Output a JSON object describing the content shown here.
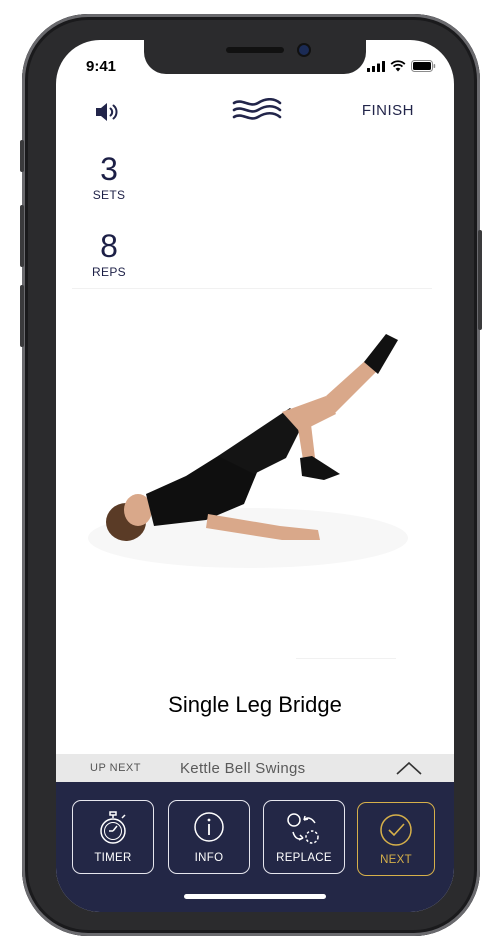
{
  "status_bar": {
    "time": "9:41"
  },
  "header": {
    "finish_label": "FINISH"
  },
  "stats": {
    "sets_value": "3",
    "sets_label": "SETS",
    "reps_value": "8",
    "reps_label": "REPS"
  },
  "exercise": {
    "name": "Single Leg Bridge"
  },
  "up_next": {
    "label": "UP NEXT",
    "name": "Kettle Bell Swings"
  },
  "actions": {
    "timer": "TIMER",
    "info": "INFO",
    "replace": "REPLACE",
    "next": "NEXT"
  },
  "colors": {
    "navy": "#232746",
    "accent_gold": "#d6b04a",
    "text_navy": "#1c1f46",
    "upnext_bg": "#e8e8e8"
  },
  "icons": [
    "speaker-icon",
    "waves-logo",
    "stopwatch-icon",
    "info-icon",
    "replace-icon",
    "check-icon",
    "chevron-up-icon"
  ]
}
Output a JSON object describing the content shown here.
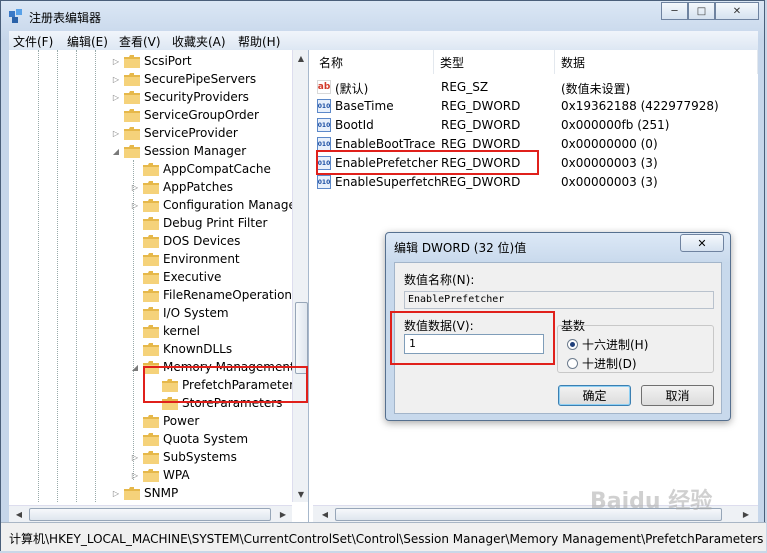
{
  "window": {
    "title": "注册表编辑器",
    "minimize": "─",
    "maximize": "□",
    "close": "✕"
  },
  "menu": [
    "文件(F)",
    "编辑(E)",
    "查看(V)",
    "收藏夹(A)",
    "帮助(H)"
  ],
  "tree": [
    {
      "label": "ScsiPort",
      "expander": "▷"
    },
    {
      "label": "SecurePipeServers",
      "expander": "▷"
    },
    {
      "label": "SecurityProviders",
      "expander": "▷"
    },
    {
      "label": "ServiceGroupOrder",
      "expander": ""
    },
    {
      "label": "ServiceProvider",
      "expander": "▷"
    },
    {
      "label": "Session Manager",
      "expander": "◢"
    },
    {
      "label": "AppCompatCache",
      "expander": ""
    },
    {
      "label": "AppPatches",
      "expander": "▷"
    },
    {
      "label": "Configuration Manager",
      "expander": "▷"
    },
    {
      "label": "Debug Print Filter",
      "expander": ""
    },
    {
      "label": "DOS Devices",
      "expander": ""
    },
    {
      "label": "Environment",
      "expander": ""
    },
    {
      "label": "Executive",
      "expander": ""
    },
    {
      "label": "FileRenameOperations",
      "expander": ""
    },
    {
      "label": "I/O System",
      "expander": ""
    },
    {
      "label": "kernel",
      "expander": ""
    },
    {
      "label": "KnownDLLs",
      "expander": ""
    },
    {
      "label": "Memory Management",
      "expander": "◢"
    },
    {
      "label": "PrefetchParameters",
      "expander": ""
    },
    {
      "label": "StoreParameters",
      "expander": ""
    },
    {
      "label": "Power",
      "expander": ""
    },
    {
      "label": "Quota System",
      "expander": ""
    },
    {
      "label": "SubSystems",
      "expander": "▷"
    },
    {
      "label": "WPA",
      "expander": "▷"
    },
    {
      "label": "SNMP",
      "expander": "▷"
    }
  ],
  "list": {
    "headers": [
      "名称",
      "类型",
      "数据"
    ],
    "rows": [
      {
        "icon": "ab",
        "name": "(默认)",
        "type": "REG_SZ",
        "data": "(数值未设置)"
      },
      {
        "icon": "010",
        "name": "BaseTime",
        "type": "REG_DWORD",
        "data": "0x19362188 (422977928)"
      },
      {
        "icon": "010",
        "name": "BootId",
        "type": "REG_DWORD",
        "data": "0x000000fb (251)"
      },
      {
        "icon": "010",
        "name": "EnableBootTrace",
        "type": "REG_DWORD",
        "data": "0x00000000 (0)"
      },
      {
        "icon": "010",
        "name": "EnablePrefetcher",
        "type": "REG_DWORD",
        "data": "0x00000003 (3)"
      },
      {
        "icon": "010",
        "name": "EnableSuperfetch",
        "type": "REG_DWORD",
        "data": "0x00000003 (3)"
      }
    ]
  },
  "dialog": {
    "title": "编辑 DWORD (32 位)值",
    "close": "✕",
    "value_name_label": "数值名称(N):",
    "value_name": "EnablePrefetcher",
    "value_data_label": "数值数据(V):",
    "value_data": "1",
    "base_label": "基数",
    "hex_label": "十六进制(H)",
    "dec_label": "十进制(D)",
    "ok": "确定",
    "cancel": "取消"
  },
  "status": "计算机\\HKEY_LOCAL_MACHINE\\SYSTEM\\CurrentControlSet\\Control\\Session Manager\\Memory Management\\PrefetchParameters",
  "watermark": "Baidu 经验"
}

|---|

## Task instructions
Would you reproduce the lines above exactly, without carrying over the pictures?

## Solution to this task
Output a JSON object describing the content shown here.
{
  "status_bar": {
    "time": "9:41"
  },
  "header": {
    "finish_label": "FINISH"
  },
  "stats": {
    "sets_value": "3",
    "sets_label": "SETS",
    "reps_value": "8",
    "reps_label": "REPS"
  },
  "exercise": {
    "name": "Single Leg Bridge"
  },
  "up_next": {
    "label": "UP NEXT",
    "name": "Kettle Bell Swings"
  },
  "actions": {
    "timer": "TIMER",
    "info": "INFO",
    "replace": "REPLACE",
    "next": "NEXT"
  },
  "colors": {
    "navy": "#232746",
    "accent_gold": "#d6b04a",
    "text_navy": "#1c1f46",
    "upnext_bg": "#e8e8e8"
  },
  "icons": [
    "speaker-icon",
    "waves-logo",
    "stopwatch-icon",
    "info-icon",
    "replace-icon",
    "check-icon",
    "chevron-up-icon"
  ]
}
Output a JSON object describing the content shown here.
{
  "window": {
    "title": "注册表编辑器",
    "minimize": "─",
    "maximize": "□",
    "close": "✕"
  },
  "menu": [
    "文件(F)",
    "编辑(E)",
    "查看(V)",
    "收藏夹(A)",
    "帮助(H)"
  ],
  "tree": [
    {
      "label": "ScsiPort",
      "expander": "▷"
    },
    {
      "label": "SecurePipeServers",
      "expander": "▷"
    },
    {
      "label": "SecurityProviders",
      "expander": "▷"
    },
    {
      "label": "ServiceGroupOrder",
      "expander": ""
    },
    {
      "label": "ServiceProvider",
      "expander": "▷"
    },
    {
      "label": "Session Manager",
      "expander": "◢"
    },
    {
      "label": "AppCompatCache",
      "expander": ""
    },
    {
      "label": "AppPatches",
      "expander": "▷"
    },
    {
      "label": "Configuration Manager",
      "expander": "▷"
    },
    {
      "label": "Debug Print Filter",
      "expander": ""
    },
    {
      "label": "DOS Devices",
      "expander": ""
    },
    {
      "label": "Environment",
      "expander": ""
    },
    {
      "label": "Executive",
      "expander": ""
    },
    {
      "label": "FileRenameOperations",
      "expander": ""
    },
    {
      "label": "I/O System",
      "expander": ""
    },
    {
      "label": "kernel",
      "expander": ""
    },
    {
      "label": "KnownDLLs",
      "expander": ""
    },
    {
      "label": "Memory Management",
      "expander": "◢"
    },
    {
      "label": "PrefetchParameters",
      "expander": ""
    },
    {
      "label": "StoreParameters",
      "expander": ""
    },
    {
      "label": "Power",
      "expander": ""
    },
    {
      "label": "Quota System",
      "expander": ""
    },
    {
      "label": "SubSystems",
      "expander": "▷"
    },
    {
      "label": "WPA",
      "expander": "▷"
    },
    {
      "label": "SNMP",
      "expander": "▷"
    }
  ],
  "list": {
    "headers": [
      "名称",
      "类型",
      "数据"
    ],
    "rows": [
      {
        "icon": "ab",
        "name": "(默认)",
        "type": "REG_SZ",
        "data": "(数值未设置)"
      },
      {
        "icon": "010",
        "name": "BaseTime",
        "type": "REG_DWORD",
        "data": "0x19362188 (422977928)"
      },
      {
        "icon": "010",
        "name": "BootId",
        "type": "REG_DWORD",
        "data": "0x000000fb (251)"
      },
      {
        "icon": "010",
        "name": "EnableBootTrace",
        "type": "REG_DWORD",
        "data": "0x00000000 (0)"
      },
      {
        "icon": "010",
        "name": "EnablePrefetcher",
        "type": "REG_DWORD",
        "data": "0x00000003 (3)"
      },
      {
        "icon": "010",
        "name": "EnableSuperfetch",
        "type": "REG_DWORD",
        "data": "0x00000003 (3)"
      }
    ]
  },
  "dialog": {
    "title": "编辑 DWORD (32 位)值",
    "close": "✕",
    "value_name_label": "数值名称(N):",
    "value_name": "EnablePrefetcher",
    "value_data_label": "数值数据(V):",
    "value_data": "1",
    "base_label": "基数",
    "hex_label": "十六进制(H)",
    "dec_label": "十进制(D)",
    "ok": "确定",
    "cancel": "取消"
  },
  "status": "计算机\\HKEY_LOCAL_MACHINE\\SYSTEM\\CurrentControlSet\\Control\\Session Manager\\Memory Management\\PrefetchParameters",
  "watermark": "Baidu 经验"
}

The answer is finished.